━━━ Material provided

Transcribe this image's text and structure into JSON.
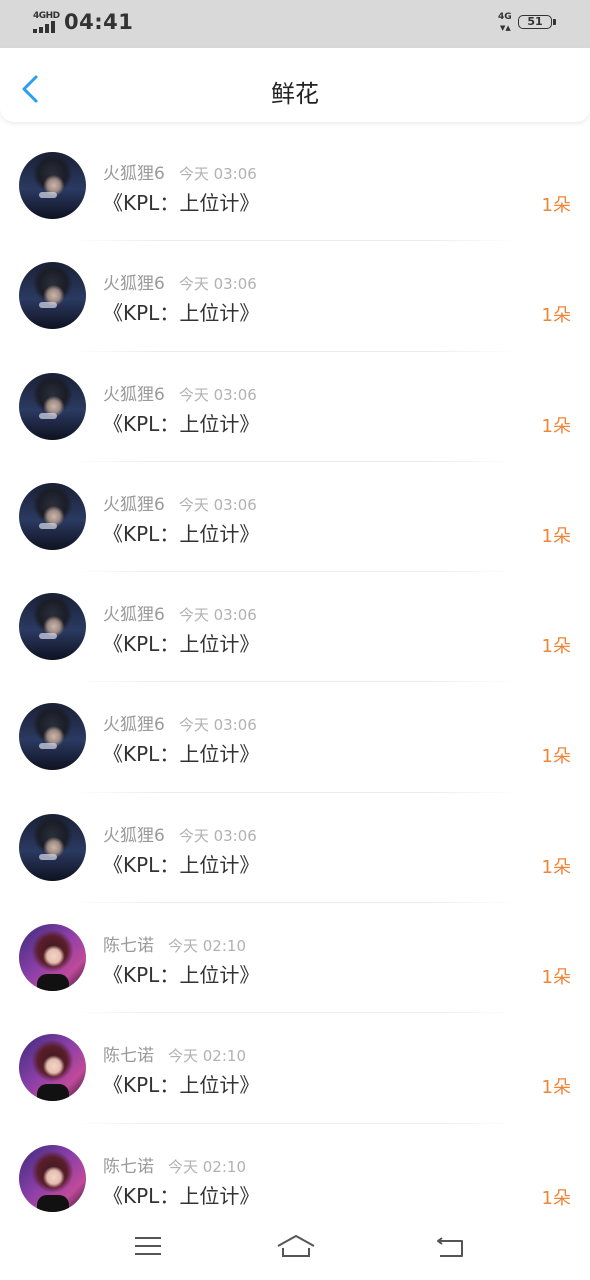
{
  "status_bar": {
    "network_label": "4GHD",
    "time": "04:41",
    "network_right": "4G",
    "battery": "51"
  },
  "header": {
    "back_icon": "chevron-left-icon",
    "title": "鲜花",
    "accent_color": "#2a9df4"
  },
  "records": [
    {
      "user": "火狐狸6",
      "time": "今天 03:06",
      "book": "《KPL：上位计》",
      "amount": "1朵",
      "avatar": "a1"
    },
    {
      "user": "火狐狸6",
      "time": "今天 03:06",
      "book": "《KPL：上位计》",
      "amount": "1朵",
      "avatar": "a1"
    },
    {
      "user": "火狐狸6",
      "time": "今天 03:06",
      "book": "《KPL：上位计》",
      "amount": "1朵",
      "avatar": "a1"
    },
    {
      "user": "火狐狸6",
      "time": "今天 03:06",
      "book": "《KPL：上位计》",
      "amount": "1朵",
      "avatar": "a1"
    },
    {
      "user": "火狐狸6",
      "time": "今天 03:06",
      "book": "《KPL：上位计》",
      "amount": "1朵",
      "avatar": "a1"
    },
    {
      "user": "火狐狸6",
      "time": "今天 03:06",
      "book": "《KPL：上位计》",
      "amount": "1朵",
      "avatar": "a1"
    },
    {
      "user": "火狐狸6",
      "time": "今天 03:06",
      "book": "《KPL：上位计》",
      "amount": "1朵",
      "avatar": "a1"
    },
    {
      "user": "陈七诺",
      "time": "今天 02:10",
      "book": "《KPL：上位计》",
      "amount": "1朵",
      "avatar": "a2"
    },
    {
      "user": "陈七诺",
      "time": "今天 02:10",
      "book": "《KPL：上位计》",
      "amount": "1朵",
      "avatar": "a2"
    },
    {
      "user": "陈七诺",
      "time": "今天 02:10",
      "book": "《KPL：上位计》",
      "amount": "1朵",
      "avatar": "a2"
    }
  ],
  "colors": {
    "amount": "#f08437",
    "meta": "#9a9a9a",
    "status_bar_bg": "#d9d9d9"
  },
  "nav_bar": {
    "icons": [
      "menu-icon",
      "home-icon",
      "back-return-icon"
    ]
  }
}
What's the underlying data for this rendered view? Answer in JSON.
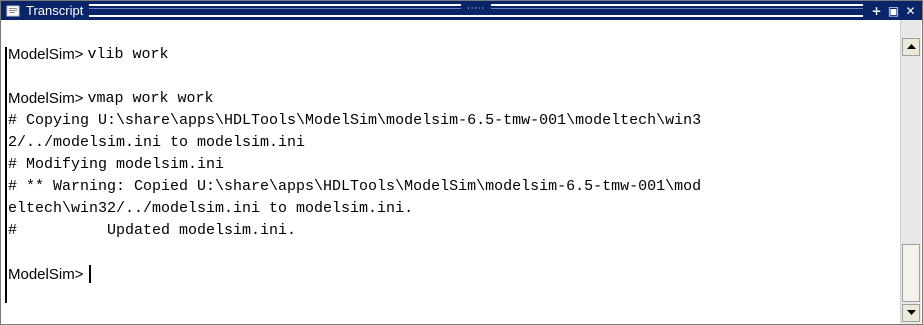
{
  "window": {
    "title": "Transcript"
  },
  "titlebar_buttons": [
    "+",
    "▣",
    "✕"
  ],
  "transcript": {
    "prompt": "ModelSim>",
    "cmd1": "vlib work",
    "cmd2": "vmap work work",
    "out1": "# Copying U:\\share\\apps\\HDLTools\\ModelSim\\modelsim-6.5-tmw-001\\modeltech\\win3",
    "out2": "2/../modelsim.ini to modelsim.ini",
    "out3": "# Modifying modelsim.ini",
    "out4": "# ** Warning: Copied U:\\share\\apps\\HDLTools\\ModelSim\\modelsim-6.5-tmw-001\\mod",
    "out5": "eltech\\win32/../modelsim.ini to modelsim.ini.",
    "out6": "#          Updated modelsim.ini."
  },
  "colors": {
    "titlebar": "#0a246a",
    "background": "#ffffff",
    "text": "#000000"
  },
  "icons": {
    "window": "transcript-icon",
    "scroll_up": "arrow-up-icon",
    "scroll_down": "arrow-down-icon"
  }
}
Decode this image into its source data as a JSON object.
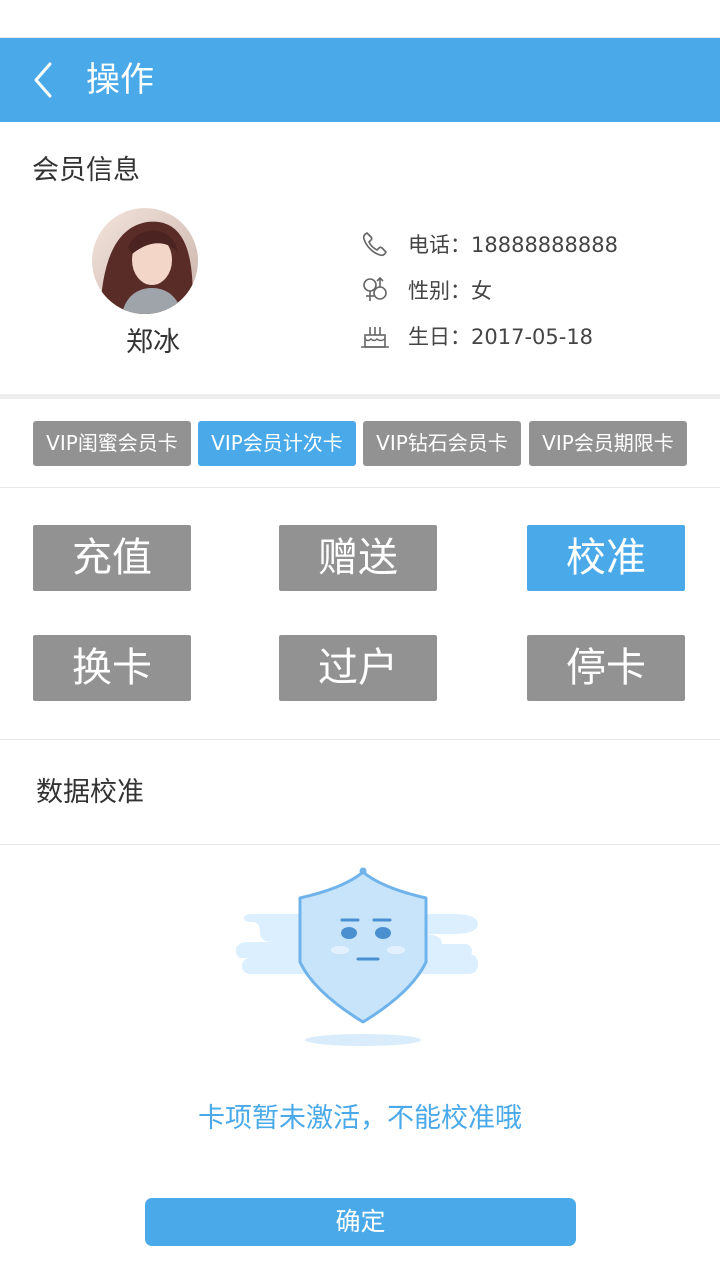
{
  "header": {
    "title": "操作",
    "back_icon": "chevron-left-icon"
  },
  "member": {
    "section_title": "会员信息",
    "name": "郑冰",
    "phone": "电话：18888888888",
    "gender": "性别：女",
    "birthday": "生日：2017-05-18",
    "icons": [
      "phone-icon",
      "gender-icon",
      "cake-icon"
    ]
  },
  "cards": [
    {
      "label": "VIP闺蜜会员卡",
      "active": false
    },
    {
      "label": "VIP会员计次卡",
      "active": true
    },
    {
      "label": "VIP钻石会员卡",
      "active": false
    },
    {
      "label": "VIP会员期限卡",
      "active": false
    }
  ],
  "actions": [
    {
      "label": "充值",
      "active": false
    },
    {
      "label": "赠送",
      "active": false
    },
    {
      "label": "校准",
      "active": true
    },
    {
      "label": "换卡",
      "active": false
    },
    {
      "label": "过户",
      "active": false
    },
    {
      "label": "停卡",
      "active": false
    }
  ],
  "data_section": {
    "title": "数据校准",
    "illustration": "shield-mascot-icon",
    "message": "卡项暂未激活，不能校准哦"
  },
  "confirm_label": "确定",
  "colors": {
    "accent": "#4aa9e9",
    "inactive_button": "#929292"
  }
}
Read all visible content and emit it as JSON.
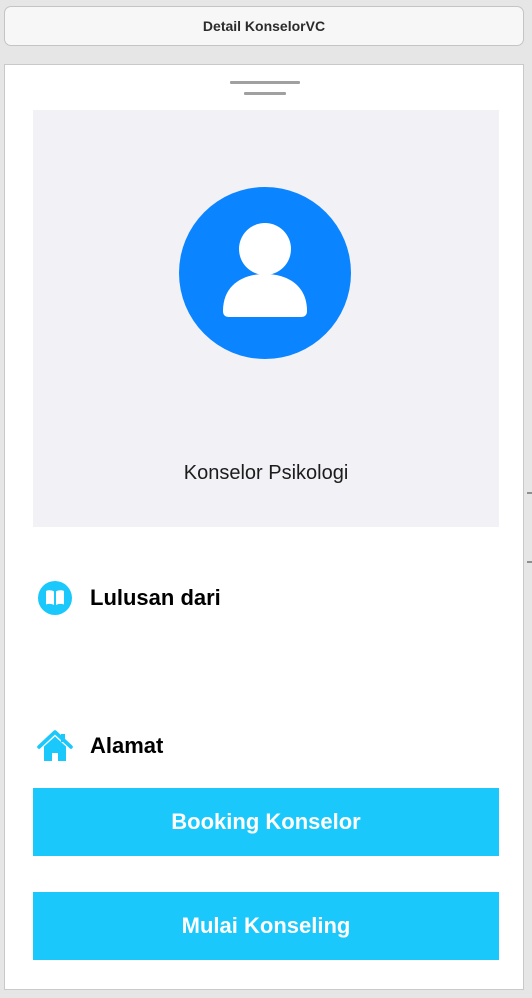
{
  "window": {
    "title": "Detail KonselorVC"
  },
  "profile": {
    "avatar_icon": "person-circle-icon",
    "name": "Konselor Psikologi",
    "background_color": "#f1f1f6",
    "avatar_color": "#0a84ff"
  },
  "info": {
    "education": {
      "icon": "book-circle-icon",
      "label": "Lulusan dari"
    },
    "address": {
      "icon": "house-icon",
      "label": "Alamat"
    }
  },
  "actions": {
    "booking_label": "Booking Konselor",
    "start_label": "Mulai Konseling",
    "button_color": "#1ac8fc"
  }
}
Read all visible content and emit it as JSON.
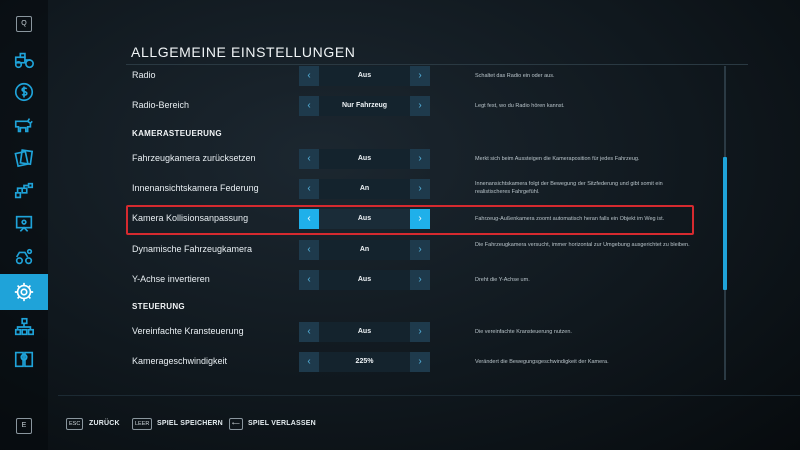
{
  "sidebar": {
    "top_key": "Q",
    "bottom_key": "E",
    "items": [
      {
        "icon": "tractor-icon"
      },
      {
        "icon": "dollar-icon"
      },
      {
        "icon": "cow-icon"
      },
      {
        "icon": "contracts-icon"
      },
      {
        "icon": "production-chain-icon"
      },
      {
        "icon": "statistics-icon"
      },
      {
        "icon": "garage-icon"
      },
      {
        "icon": "gear-icon",
        "active": true
      },
      {
        "icon": "hierarchy-icon"
      },
      {
        "icon": "help-book-icon"
      }
    ],
    "accent": "#1fa3d9"
  },
  "header": {
    "title": "ALLGEMEINE EINSTELLUNGEN"
  },
  "settings": [
    {
      "label": "Radio",
      "value": "Aus",
      "desc": "Schaltet das Radio ein oder aus."
    },
    {
      "label": "Radio-Bereich",
      "value": "Nur Fahrzeug",
      "desc": "Legt fest, wo du Radio hören kannst."
    },
    {
      "label": "Fahrzeugkamera zurücksetzen",
      "value": "Aus",
      "desc": "Merkt sich beim Aussteigen die Kameraposition für jedes Fahrzeug."
    },
    {
      "label": "Innenansichtskamera Federung",
      "value": "An",
      "desc": "Innenansichtskamera folgt der Bewegung der Sitzfederung und gibt somit ein realistischeres Fahrgefühl."
    },
    {
      "label": "Kamera Kollisionsanpassung",
      "value": "Aus",
      "desc": "Fahrzeug-Außenkamera zoomt automatisch heran falls ein Objekt im Weg ist."
    },
    {
      "label": "Dynamische Fahrzeugkamera",
      "value": "An",
      "desc": "Die Fahrzeugkamera versucht, immer horizontal zur Umgebung ausgerichtet zu bleiben."
    },
    {
      "label": "Y-Achse invertieren",
      "value": "Aus",
      "desc": "Dreht die Y-Achse um."
    },
    {
      "label": "Vereinfachte Kransteuerung",
      "value": "Aus",
      "desc": "Die vereinfachte Kransteuerung nutzen."
    },
    {
      "label": "Kamerageschwindigkeit",
      "value": "225%",
      "desc": "Verändert die Bewegungsgeschwindigkeit der Kamera."
    }
  ],
  "sections": {
    "camera": "KAMERASTEUERUNG",
    "control": "STEUERUNG"
  },
  "arrows": {
    "left": "‹",
    "right": "›"
  },
  "footer": [
    {
      "key": "ESC",
      "label": "ZURÜCK"
    },
    {
      "key": "LEER",
      "label": "SPIEL SPEICHERN"
    },
    {
      "key": "⟵",
      "label": "SPIEL VERLASSEN"
    }
  ],
  "colors": {
    "highlight_border": "#d62a2f",
    "accent": "#1fa3d9"
  }
}
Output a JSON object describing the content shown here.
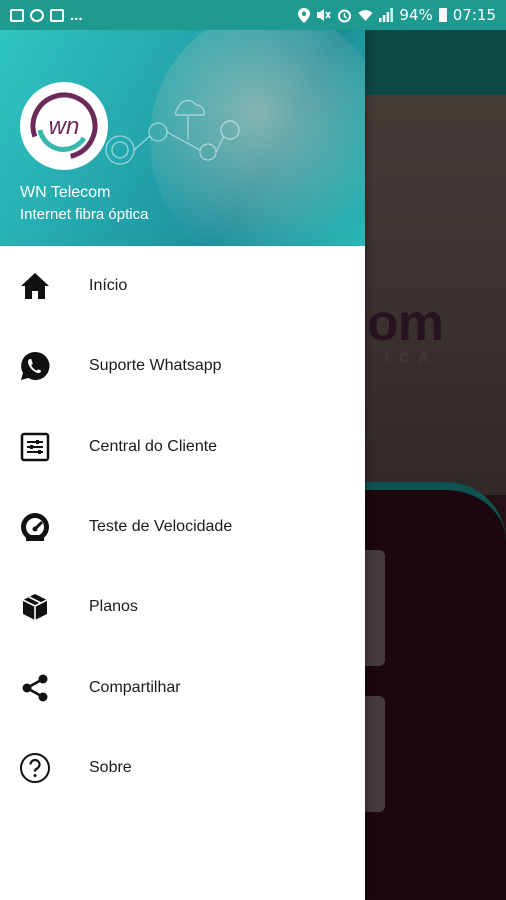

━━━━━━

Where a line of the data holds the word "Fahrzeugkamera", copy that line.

▶ _The completed task_
      "label": "Fahrzeugkamera zurücksetzen",
      "label": "Dynamische Fahrzeugkamera",
      "desc": "Die Fahrzeugkamera versucht, immer horizontal zur Umgebung ausgerichtet zu bleiben."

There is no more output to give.